What needs to be done
Without the pictures, write out every entry that follows exactly.

The data
########

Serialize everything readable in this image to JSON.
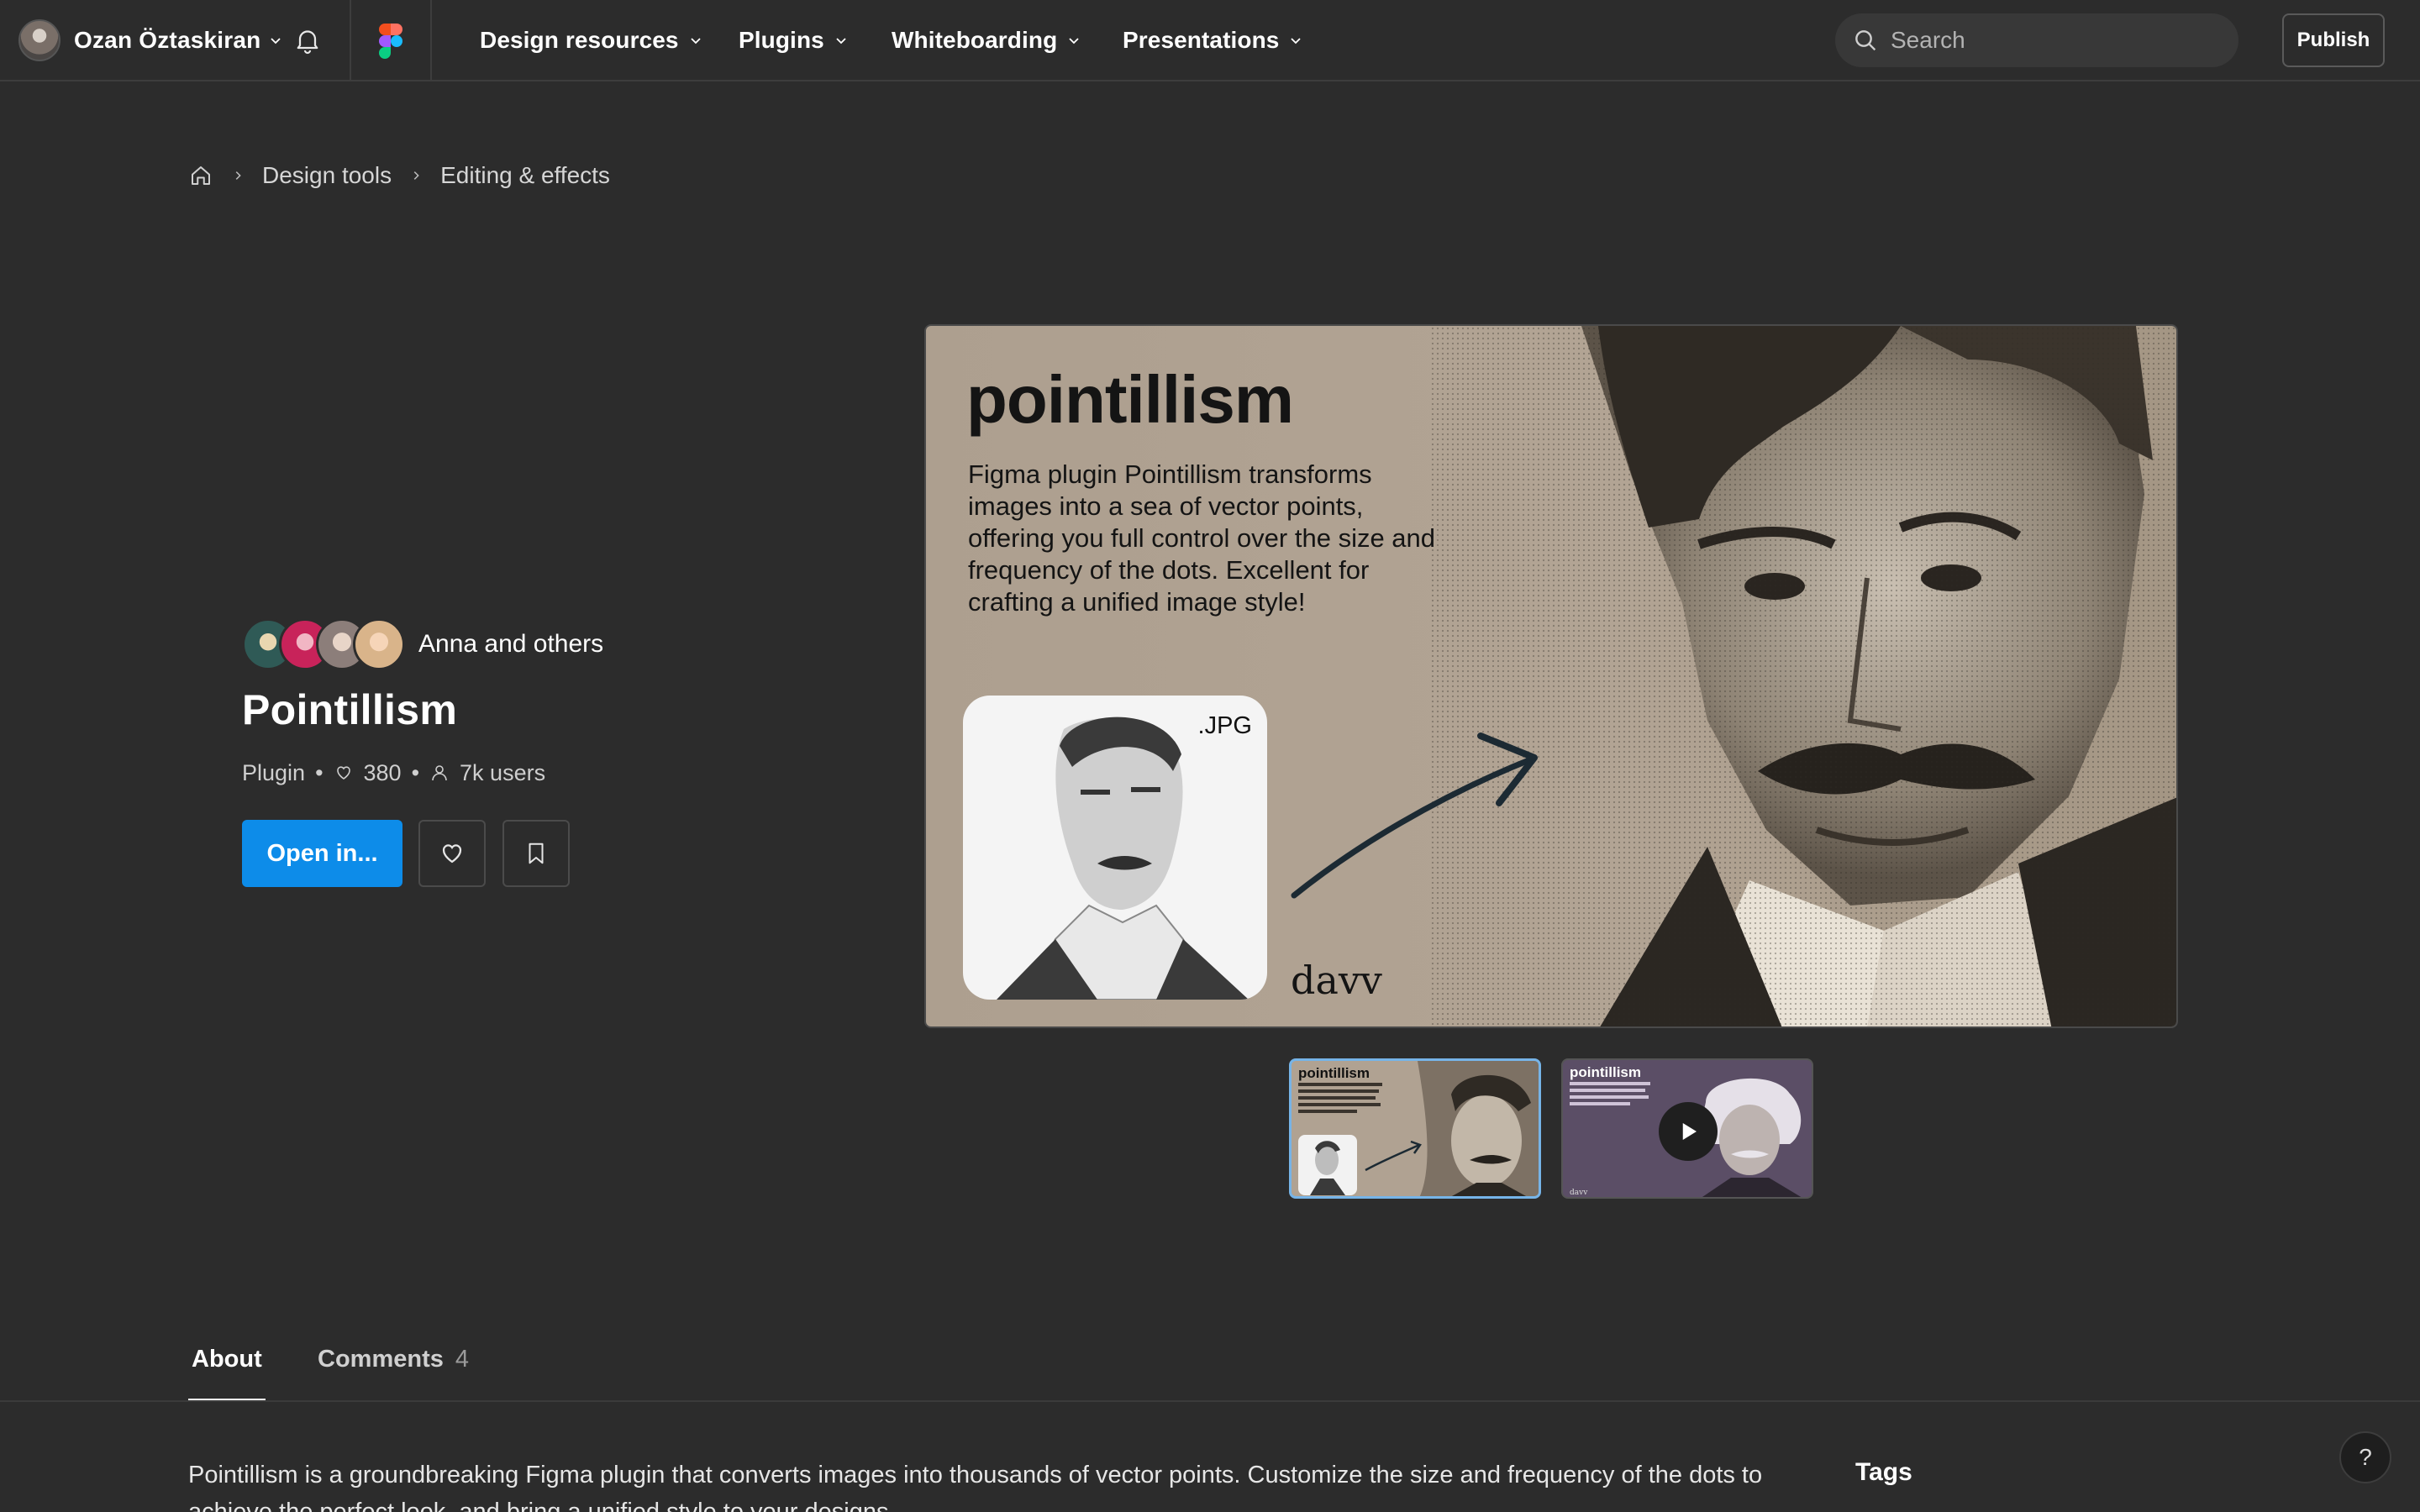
{
  "topbar": {
    "user_name": "Ozan Öztaskiran",
    "nav": [
      {
        "label": "Design resources"
      },
      {
        "label": "Plugins"
      },
      {
        "label": "Whiteboarding"
      },
      {
        "label": "Presentations"
      }
    ],
    "search_placeholder": "Search",
    "publish_label": "Publish"
  },
  "breadcrumb": {
    "items": [
      {
        "label": "Design tools"
      },
      {
        "label": "Editing & effects"
      }
    ]
  },
  "plugin": {
    "creators_label": "Anna and others",
    "title": "Pointillism",
    "type": "Plugin",
    "likes": "380",
    "users": "7k users",
    "open_label": "Open in..."
  },
  "hero": {
    "title": "pointillism",
    "description": "Figma plugin Pointillism transforms images into a sea of vector points, offering you full control over the size and frequency of the dots. Excellent for crafting a unified image style!",
    "jpg_tag": ".JPG",
    "signature": "davv",
    "thumb1_title": "pointillism",
    "thumb2_title": "pointillism"
  },
  "tabs": {
    "about": "About",
    "comments": "Comments",
    "comments_count": "4"
  },
  "about": {
    "text": "Pointillism is a groundbreaking Figma plugin that converts images into thousands of vector points. Customize the size and frequency of the dots to achieve the perfect look, and bring a unified style to your designs."
  },
  "sidebar": {
    "tags_heading": "Tags"
  },
  "help_label": "?",
  "colors": {
    "background": "#2c2c2c",
    "accent": "#0d8ce9",
    "hero_bg": "#ad9f8f"
  },
  "icons": [
    "chevron-down-icon",
    "bell-icon",
    "figma-logo-icon",
    "search-icon",
    "home-icon",
    "chevron-right-icon",
    "heart-icon",
    "user-icon",
    "bookmark-icon",
    "play-icon",
    "arrow-icon"
  ]
}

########

Answer to the exercise
Serialize everything readable in this image to JSON.
{
  "topbar": {
    "user_name": "Ozan Öztaskiran",
    "nav": [
      {
        "label": "Design resources"
      },
      {
        "label": "Plugins"
      },
      {
        "label": "Whiteboarding"
      },
      {
        "label": "Presentations"
      }
    ],
    "search_placeholder": "Search",
    "publish_label": "Publish"
  },
  "breadcrumb": {
    "items": [
      {
        "label": "Design tools"
      },
      {
        "label": "Editing & effects"
      }
    ]
  },
  "plugin": {
    "creators_label": "Anna and others",
    "title": "Pointillism",
    "type": "Plugin",
    "likes": "380",
    "users": "7k users",
    "open_label": "Open in..."
  },
  "hero": {
    "title": "pointillism",
    "description": "Figma plugin Pointillism transforms images into a sea of vector points, offering you full control over the size and frequency of the dots. Excellent for crafting a unified image style!",
    "jpg_tag": ".JPG",
    "signature": "davv",
    "thumb1_title": "pointillism",
    "thumb2_title": "pointillism"
  },
  "tabs": {
    "about": "About",
    "comments": "Comments",
    "comments_count": "4"
  },
  "about": {
    "text": "Pointillism is a groundbreaking Figma plugin that converts images into thousands of vector points. Customize the size and frequency of the dots to achieve the perfect look, and bring a unified style to your designs."
  },
  "sidebar": {
    "tags_heading": "Tags"
  },
  "help_label": "?",
  "colors": {
    "background": "#2c2c2c",
    "accent": "#0d8ce9",
    "hero_bg": "#ad9f8f"
  },
  "icons": [
    "chevron-down-icon",
    "bell-icon",
    "figma-logo-icon",
    "search-icon",
    "home-icon",
    "chevron-right-icon",
    "heart-icon",
    "user-icon",
    "bookmark-icon",
    "play-icon",
    "arrow-icon"
  ]
}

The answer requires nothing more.